Kevin Volpp is among one of 70 new members to be elected to the Institute of Medicine. This is considered one of the highest honors in the fields of health and medicine and recognizes individuals who have demonstrated outstanding professional achievement and commitment to service.
Philadelphia Business Journal and UnitedHealthcare are announcing the top winners of their annual Health Care Innovation Awards on November 8th to recognize sources of the most meaningful innovations throughout the Philadelphia metro regions health care community. This year, David Asch and Kevin Volpp have been named finalists for the "Health Improvement" category.

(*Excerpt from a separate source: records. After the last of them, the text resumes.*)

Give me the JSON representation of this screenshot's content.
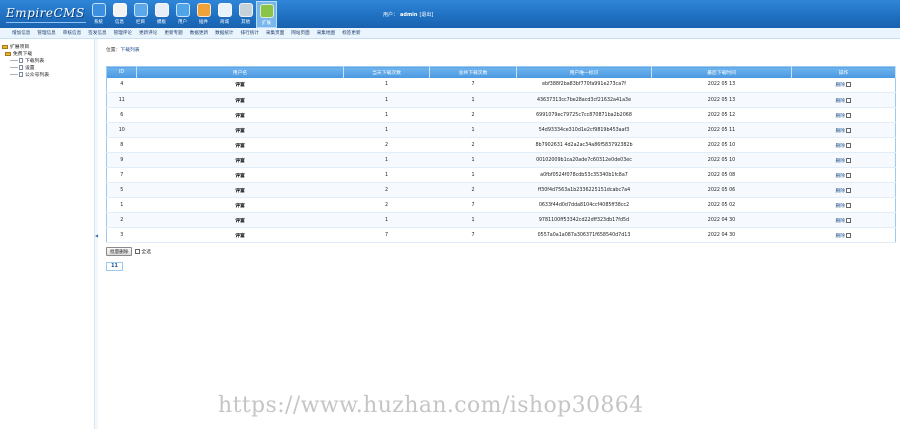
{
  "brand": {
    "logo_text": "EmpireCMS"
  },
  "nav": {
    "items": [
      {
        "label": "系统",
        "icon": "system-icon",
        "color": "#3a8fe0"
      },
      {
        "label": "信息",
        "icon": "info-icon",
        "color": "#f3f3f3"
      },
      {
        "label": "栏目",
        "icon": "column-icon",
        "color": "#5aa7ea"
      },
      {
        "label": "模板",
        "icon": "template-icon",
        "color": "#e8eef5"
      },
      {
        "label": "用户",
        "icon": "user-icon",
        "color": "#4da4e8"
      },
      {
        "label": "插件",
        "icon": "plugin-icon",
        "color": "#f0a23a"
      },
      {
        "label": "商城",
        "icon": "shop-icon",
        "color": "#e8f2fa"
      },
      {
        "label": "其他",
        "icon": "other-icon",
        "color": "#c7d1da"
      },
      {
        "label": "扩展",
        "icon": "extend-icon",
        "color": "#8bc34a",
        "active": true
      }
    ]
  },
  "user": {
    "prefix": "用户：",
    "name": "admin",
    "logout": "[退出]"
  },
  "subnav": {
    "items": [
      "增加信息",
      "管理信息",
      "审核信息",
      "签发信息",
      "管理评论",
      "更新评论",
      "更新专题",
      "数据更新",
      "数据统计",
      "排行统计",
      "采集页面",
      "网站页面",
      "采集地图",
      "标签更新"
    ]
  },
  "tree": {
    "root": "扩展项目",
    "group": "免费下载",
    "children": [
      "下载列表",
      "设置",
      "公众号列表"
    ]
  },
  "breadcrumb": {
    "prefix": "位置：",
    "link": "下载列表"
  },
  "table": {
    "headers": [
      "ID",
      "用户名",
      "当天下载次数",
      "总共下载次数",
      "用户唯一标识",
      "最后下载时间",
      "操作"
    ],
    "rows": [
      {
        "id": "4",
        "username": "评富",
        "today": "1",
        "total": "7",
        "uid": "ebf388f2ba83bf770fa991e273ca7f",
        "last": "2022 05 13",
        "op": "删除"
      },
      {
        "id": "11",
        "username": "评富",
        "today": "1",
        "total": "1",
        "uid": "43637313cc7be28acd3cf21632a41a3e",
        "last": "2022 05 13",
        "op": "删除"
      },
      {
        "id": "6",
        "username": "评富",
        "today": "1",
        "total": "2",
        "uid": "6991079ec79725c7cc870871ba2b2068",
        "last": "2022 05 12",
        "op": "删除"
      },
      {
        "id": "10",
        "username": "评富",
        "today": "1",
        "total": "1",
        "uid": "54d93334ce310d1e2cf9819b453aaf3",
        "last": "2022 05 11",
        "op": "删除"
      },
      {
        "id": "8",
        "username": "评富",
        "today": "2",
        "total": "2",
        "uid": "8b7902631 4d2a2ac34a86f583792382b",
        "last": "2022 05 10",
        "op": "删除"
      },
      {
        "id": "9",
        "username": "评富",
        "today": "1",
        "total": "1",
        "uid": "00102009b1ca20ade7c60312e0de03ec",
        "last": "2022 05 10",
        "op": "删除"
      },
      {
        "id": "7",
        "username": "评富",
        "today": "1",
        "total": "1",
        "uid": "a0fbf0524f078cdb53c35340b1fc8a7",
        "last": "2022 05 08",
        "op": "删除"
      },
      {
        "id": "5",
        "username": "评富",
        "today": "2",
        "total": "2",
        "uid": "ff30f4d7563a1b2336225151dcabc7a4",
        "last": "2022 05 06",
        "op": "删除"
      },
      {
        "id": "1",
        "username": "评富",
        "today": "2",
        "total": "7",
        "uid": "0633f44d0d7dda8104ccf4085ff38cc2",
        "last": "2022 05 02",
        "op": "删除"
      },
      {
        "id": "2",
        "username": "评富",
        "today": "1",
        "total": "1",
        "uid": "9781100ff53342cd22dff323db17fd5d",
        "last": "2022 04 30",
        "op": "删除"
      },
      {
        "id": "3",
        "username": "评富",
        "today": "7",
        "total": "7",
        "uid": "0557a0a1a087a306371f658540d7d13",
        "last": "2022 04 30",
        "op": "删除"
      }
    ]
  },
  "actions": {
    "batch_delete": "批量删除",
    "select_all": "全选"
  },
  "pager": {
    "current": "11"
  },
  "watermark": "https://www.huzhan.com/ishop30864",
  "colors": {
    "topbar": "#1f6fc0",
    "header": "#4a98e0",
    "accent": "#9ccaf0"
  }
}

Mark Pauly of the Leonard Davis Institute and colleague Howard Kunreuther collaborated on a new book entitled "Insurance and Behavioral Economics: Improving Decisions in the Most Misunderstood Industry." In an interview for the LDI Health Economist, Mark Pauly notes that the book's target audience is scholars as well as those in the insurance industry, with the goal of making them think more carefully about what they do.
Source: MedCity News, September 27, 2012
A new study funded by the Centers for Medicare and Medicaid Services will offer patients recovering from a heart attack with financial incentives for adhering to their medication regimen. David Asch, who leads this study with Kevin Volpp comments that "we want to find new ways to help people stay on track with their care. So many of our health outcomes depend on … what we do when we are at home or at work, and whether we take our medications, exercise and follow healthy diets."
Researchers from CHIBE and Carnegie Mellon's Center for Behavioral Decision Research convened at Congress Hall in Cape May on September 13-14 for the annual Penn-CMU Roybal Retreat. A mix of presentations, group activities and team building exercises on the beach made for both an informative and exciting opportunity for the two Roybal Centers.
A recent study conducted by Tanja Kral of Penn nursing suggests that some children are less responsive to their internal cues of hunger and fullness, leading to obesity. Tanja suggests “future studies should test whether teaching children to focus on internal satiety cues and structuring the home food environment in a healthy way may prevent at-risk children from overeating.”
LDI's Health Insurance Exchange group members Mark Duggan and Tom Baker recently took part in a roundtable discussion about the issues facing the officials that are designing the new network of health insurance exchanges.
Wharton professors Karen Glanz, David Asch and Mark Pauly weigh in on New York's "soda ban" and the soda excise taxes on ballots in California. They comment that this legislation could convince some consumers to change their habits but could also have unintended consequences such as including increased prices for healthier items and fewer choices for populations that already have limited food options.